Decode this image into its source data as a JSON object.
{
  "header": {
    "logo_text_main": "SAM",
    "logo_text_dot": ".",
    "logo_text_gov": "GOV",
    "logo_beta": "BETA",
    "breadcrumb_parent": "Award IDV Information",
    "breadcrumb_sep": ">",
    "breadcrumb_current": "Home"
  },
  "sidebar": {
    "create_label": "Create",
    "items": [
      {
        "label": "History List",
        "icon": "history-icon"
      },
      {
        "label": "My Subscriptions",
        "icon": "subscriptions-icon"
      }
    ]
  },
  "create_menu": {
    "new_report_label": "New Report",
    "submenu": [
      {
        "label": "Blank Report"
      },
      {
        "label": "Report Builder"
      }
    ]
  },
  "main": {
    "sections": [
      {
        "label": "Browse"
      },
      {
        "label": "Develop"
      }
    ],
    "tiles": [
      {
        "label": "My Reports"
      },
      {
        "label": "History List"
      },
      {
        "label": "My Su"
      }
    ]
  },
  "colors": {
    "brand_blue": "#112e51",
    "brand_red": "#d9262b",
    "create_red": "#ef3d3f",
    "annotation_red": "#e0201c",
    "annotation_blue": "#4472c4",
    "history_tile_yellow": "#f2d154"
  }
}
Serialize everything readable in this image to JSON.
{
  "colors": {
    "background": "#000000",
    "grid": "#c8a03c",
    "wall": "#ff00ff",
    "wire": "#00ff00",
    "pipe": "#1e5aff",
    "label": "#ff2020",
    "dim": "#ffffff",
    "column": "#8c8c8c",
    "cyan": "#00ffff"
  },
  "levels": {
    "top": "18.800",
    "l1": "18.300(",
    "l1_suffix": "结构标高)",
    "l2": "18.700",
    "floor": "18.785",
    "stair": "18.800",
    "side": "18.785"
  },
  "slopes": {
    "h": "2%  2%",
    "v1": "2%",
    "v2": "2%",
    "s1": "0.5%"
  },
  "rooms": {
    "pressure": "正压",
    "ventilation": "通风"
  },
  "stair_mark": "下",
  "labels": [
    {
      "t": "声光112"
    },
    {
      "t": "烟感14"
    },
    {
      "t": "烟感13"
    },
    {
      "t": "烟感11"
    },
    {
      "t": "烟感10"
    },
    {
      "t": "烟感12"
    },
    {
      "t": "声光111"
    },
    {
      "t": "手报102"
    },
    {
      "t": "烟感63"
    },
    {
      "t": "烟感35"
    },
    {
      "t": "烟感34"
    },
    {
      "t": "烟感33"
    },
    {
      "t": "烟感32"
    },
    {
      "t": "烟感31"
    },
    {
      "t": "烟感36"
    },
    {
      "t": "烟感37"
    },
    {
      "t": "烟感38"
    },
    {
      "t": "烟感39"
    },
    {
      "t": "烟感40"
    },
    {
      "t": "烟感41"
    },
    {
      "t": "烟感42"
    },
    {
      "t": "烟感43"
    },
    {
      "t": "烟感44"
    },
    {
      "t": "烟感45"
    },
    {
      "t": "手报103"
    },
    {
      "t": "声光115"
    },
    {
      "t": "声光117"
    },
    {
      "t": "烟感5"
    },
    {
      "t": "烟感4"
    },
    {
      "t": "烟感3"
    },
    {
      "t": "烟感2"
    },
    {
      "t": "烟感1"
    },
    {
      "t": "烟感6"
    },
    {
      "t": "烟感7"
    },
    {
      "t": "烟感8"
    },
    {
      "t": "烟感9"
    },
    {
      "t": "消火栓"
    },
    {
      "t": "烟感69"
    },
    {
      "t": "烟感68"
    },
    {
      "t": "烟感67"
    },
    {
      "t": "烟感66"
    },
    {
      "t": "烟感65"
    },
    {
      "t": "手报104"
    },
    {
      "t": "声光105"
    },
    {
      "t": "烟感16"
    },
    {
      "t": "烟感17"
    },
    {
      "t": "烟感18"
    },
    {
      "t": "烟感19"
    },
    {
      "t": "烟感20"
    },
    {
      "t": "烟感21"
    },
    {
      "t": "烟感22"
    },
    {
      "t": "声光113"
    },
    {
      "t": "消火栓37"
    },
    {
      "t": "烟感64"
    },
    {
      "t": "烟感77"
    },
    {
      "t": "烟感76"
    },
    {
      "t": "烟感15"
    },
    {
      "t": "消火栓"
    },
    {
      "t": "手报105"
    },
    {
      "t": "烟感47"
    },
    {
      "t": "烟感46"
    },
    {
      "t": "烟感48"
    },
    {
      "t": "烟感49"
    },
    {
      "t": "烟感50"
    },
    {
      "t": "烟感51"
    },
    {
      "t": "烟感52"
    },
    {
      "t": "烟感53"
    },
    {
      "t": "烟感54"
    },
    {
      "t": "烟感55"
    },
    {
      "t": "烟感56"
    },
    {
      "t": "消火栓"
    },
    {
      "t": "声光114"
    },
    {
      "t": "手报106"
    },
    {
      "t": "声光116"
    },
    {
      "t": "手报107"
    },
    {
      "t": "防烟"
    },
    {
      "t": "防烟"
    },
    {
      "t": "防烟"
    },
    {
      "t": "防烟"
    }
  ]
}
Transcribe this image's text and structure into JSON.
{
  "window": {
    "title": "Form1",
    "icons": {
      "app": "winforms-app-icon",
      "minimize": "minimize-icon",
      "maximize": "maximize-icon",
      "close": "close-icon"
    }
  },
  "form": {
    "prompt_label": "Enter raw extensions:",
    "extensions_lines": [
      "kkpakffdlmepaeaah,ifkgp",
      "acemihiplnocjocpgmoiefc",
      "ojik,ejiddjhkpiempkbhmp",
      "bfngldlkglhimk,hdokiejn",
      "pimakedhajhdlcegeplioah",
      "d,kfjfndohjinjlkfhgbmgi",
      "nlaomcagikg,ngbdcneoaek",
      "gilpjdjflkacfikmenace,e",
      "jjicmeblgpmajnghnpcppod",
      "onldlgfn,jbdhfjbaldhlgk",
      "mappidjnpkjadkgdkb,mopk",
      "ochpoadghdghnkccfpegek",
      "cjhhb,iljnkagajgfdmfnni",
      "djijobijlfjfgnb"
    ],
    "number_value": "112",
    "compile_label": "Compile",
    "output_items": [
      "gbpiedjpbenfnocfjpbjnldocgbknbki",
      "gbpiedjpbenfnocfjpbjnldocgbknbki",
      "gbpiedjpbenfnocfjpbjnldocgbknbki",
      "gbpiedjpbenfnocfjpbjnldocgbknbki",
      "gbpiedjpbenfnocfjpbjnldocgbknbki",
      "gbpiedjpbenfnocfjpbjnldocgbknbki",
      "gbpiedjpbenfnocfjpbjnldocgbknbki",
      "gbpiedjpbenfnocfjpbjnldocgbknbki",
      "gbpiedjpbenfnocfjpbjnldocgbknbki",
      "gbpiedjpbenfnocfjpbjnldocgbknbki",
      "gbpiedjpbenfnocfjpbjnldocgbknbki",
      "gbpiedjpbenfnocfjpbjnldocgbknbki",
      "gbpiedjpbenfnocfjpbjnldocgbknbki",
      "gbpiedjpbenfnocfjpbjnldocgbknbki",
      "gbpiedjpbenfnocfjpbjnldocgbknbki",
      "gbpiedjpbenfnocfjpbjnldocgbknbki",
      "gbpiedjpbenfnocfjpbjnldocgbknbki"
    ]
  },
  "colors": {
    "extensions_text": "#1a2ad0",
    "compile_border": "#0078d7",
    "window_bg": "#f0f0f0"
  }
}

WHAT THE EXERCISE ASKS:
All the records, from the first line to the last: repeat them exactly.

ANSWER BOX:
Decode this image into its source data as a JSON object.
{
  "header": {
    "logo_text_main": "SAM",
    "logo_text_dot": ".",
    "logo_text_gov": "GOV",
    "logo_beta": "BETA",
    "breadcrumb_parent": "Award IDV Information",
    "breadcrumb_sep": ">",
    "breadcrumb_current": "Home"
  },
  "sidebar": {
    "create_label": "Create",
    "items": [
      {
        "label": "History List",
        "icon": "history-icon"
      },
      {
        "label": "My Subscriptions",
        "icon": "subscriptions-icon"
      }
    ]
  },
  "create_menu": {
    "new_report_label": "New Report",
    "submenu": [
      {
        "label": "Blank Report"
      },
      {
        "label": "Report Builder"
      }
    ]
  },
  "main": {
    "sections": [
      {
        "label": "Browse"
      },
      {
        "label": "Develop"
      }
    ],
    "tiles": [
      {
        "label": "My Reports"
      },
      {
        "label": "History List"
      },
      {
        "label": "My Su"
      }
    ]
  },
  "colors": {
    "brand_blue": "#112e51",
    "brand_red": "#d9262b",
    "create_red": "#ef3d3f",
    "annotation_red": "#e0201c",
    "annotation_blue": "#4472c4",
    "history_tile_yellow": "#f2d154"
  }
}
Serialize everything readable in this image to JSON.
{
  "colors": {
    "background": "#000000",
    "grid": "#c8a03c",
    "wall": "#ff00ff",
    "wire": "#00ff00",
    "pipe": "#1e5aff",
    "label": "#ff2020",
    "dim": "#ffffff",
    "column": "#8c8c8c",
    "cyan": "#00ffff"
  },
  "levels": {
    "top": "18.800",
    "l1": "18.300(",
    "l1_suffix": "结构标高)",
    "l2": "18.700",
    "floor": "18.785",
    "stair": "18.800",
    "side": "18.785"
  },
  "slopes": {
    "h": "2%  2%",
    "v1": "2%",
    "v2": "2%",
    "s1": "0.5%"
  },
  "rooms": {
    "pressure": "正压",
    "ventilation": "通风"
  },
  "stair_mark": "下",
  "labels": [
    {
      "t": "声光112"
    },
    {
      "t": "烟感14"
    },
    {
      "t": "烟感13"
    },
    {
      "t": "烟感11"
    },
    {
      "t": "烟感10"
    },
    {
      "t": "烟感12"
    },
    {
      "t": "声光111"
    },
    {
      "t": "手报102"
    },
    {
      "t": "烟感63"
    },
    {
      "t": "烟感35"
    },
    {
      "t": "烟感34"
    },
    {
      "t": "烟感33"
    },
    {
      "t": "烟感32"
    },
    {
      "t": "烟感31"
    },
    {
      "t": "烟感36"
    },
    {
      "t": "烟感37"
    },
    {
      "t": "烟感38"
    },
    {
      "t": "烟感39"
    },
    {
      "t": "烟感40"
    },
    {
      "t": "烟感41"
    },
    {
      "t": "烟感42"
    },
    {
      "t": "烟感43"
    },
    {
      "t": "烟感44"
    },
    {
      "t": "烟感45"
    },
    {
      "t": "手报103"
    },
    {
      "t": "声光115"
    },
    {
      "t": "声光117"
    },
    {
      "t": "烟感5"
    },
    {
      "t": "烟感4"
    },
    {
      "t": "烟感3"
    },
    {
      "t": "烟感2"
    },
    {
      "t": "烟感1"
    },
    {
      "t": "烟感6"
    },
    {
      "t": "烟感7"
    },
    {
      "t": "烟感8"
    },
    {
      "t": "烟感9"
    },
    {
      "t": "消火栓"
    },
    {
      "t": "烟感69"
    },
    {
      "t": "烟感68"
    },
    {
      "t": "烟感67"
    },
    {
      "t": "烟感66"
    },
    {
      "t": "烟感65"
    },
    {
      "t": "手报104"
    },
    {
      "t": "声光105"
    },
    {
      "t": "烟感16"
    },
    {
      "t": "烟感17"
    },
    {
      "t": "烟感18"
    },
    {
      "t": "烟感19"
    },
    {
      "t": "烟感20"
    },
    {
      "t": "烟感21"
    },
    {
      "t": "烟感22"
    },
    {
      "t": "声光113"
    },
    {
      "t": "消火栓37"
    },
    {
      "t": "烟感64"
    },
    {
      "t": "烟感77"
    },
    {
      "t": "烟感76"
    },
    {
      "t": "烟感15"
    },
    {
      "t": "消火栓"
    },
    {
      "t": "手报105"
    },
    {
      "t": "烟感47"
    },
    {
      "t": "烟感46"
    },
    {
      "t": "烟感48"
    },
    {
      "t": "烟感49"
    },
    {
      "t": "烟感50"
    },
    {
      "t": "烟感51"
    },
    {
      "t": "烟感52"
    },
    {
      "t": "烟感53"
    },
    {
      "t": "烟感54"
    },
    {
      "t": "烟感55"
    },
    {
      "t": "烟感56"
    },
    {
      "t": "消火栓"
    },
    {
      "t": "声光114"
    },
    {
      "t": "手报106"
    },
    {
      "t": "声光116"
    },
    {
      "t": "手报107"
    },
    {
      "t": "防烟"
    },
    {
      "t": "防烟"
    },
    {
      "t": "防烟"
    },
    {
      "t": "防烟"
    }
  ]
}
Transcribe this image's text and structure into JSON.
{
  "window": {
    "title": "Form1",
    "icons": {
      "app": "winforms-app-icon",
      "minimize": "minimize-icon",
      "maximize": "maximize-icon",
      "close": "close-icon"
    }
  },
  "form": {
    "prompt_label": "Enter raw extensions:",
    "extensions_lines": [
      "kkpakffdlmepaeaah,ifkgp",
      "acemihiplnocjocpgmoiefc",
      "ojik,ejiddjhkpiempkbhmp",
      "bfngldlkglhimk,hdokiejn",
      "pimakedhajhdlcegeplioah",
      "d,kfjfndohjinjlkfhgbmgi",
      "nlaomcagikg,ngbdcneoaek",
      "gilpjdjflkacfikmenace,e",
      "jjicmeblgpmajnghnpcppod",
      "onldlgfn,jbdhfjbaldhlgk",
      "mappidjnpkjadkgdkb,mopk",
      "ochpoadghdghnkccfpegek",
      "cjhhb,iljnkagajgfdmfnni",
      "djijobijlfjfgnb"
    ],
    "number_value": "112",
    "compile_label": "Compile",
    "output_items": [
      "gbpiedjpbenfnocfjpbjnldocgbknbki",
      "gbpiedjpbenfnocfjpbjnldocgbknbki",
      "gbpiedjpbenfnocfjpbjnldocgbknbki",
      "gbpiedjpbenfnocfjpbjnldocgbknbki",
      "gbpiedjpbenfnocfjpbjnldocgbknbki",
      "gbpiedjpbenfnocfjpbjnldocgbknbki",
      "gbpiedjpbenfnocfjpbjnldocgbknbki",
      "gbpiedjpbenfnocfjpbjnldocgbknbki",
      "gbpiedjpbenfnocfjpbjnldocgbknbki",
      "gbpiedjpbenfnocfjpbjnldocgbknbki",
      "gbpiedjpbenfnocfjpbjnldocgbknbki",
      "gbpiedjpbenfnocfjpbjnldocgbknbki",
      "gbpiedjpbenfnocfjpbjnldocgbknbki",
      "gbpiedjpbenfnocfjpbjnldocgbknbki",
      "gbpiedjpbenfnocfjpbjnldocgbknbki",
      "gbpiedjpbenfnocfjpbjnldocgbknbki",
      "gbpiedjpbenfnocfjpbjnldocgbknbki"
    ]
  },
  "colors": {
    "extensions_text": "#1a2ad0",
    "compile_border": "#0078d7",
    "window_bg": "#f0f0f0"
  }
}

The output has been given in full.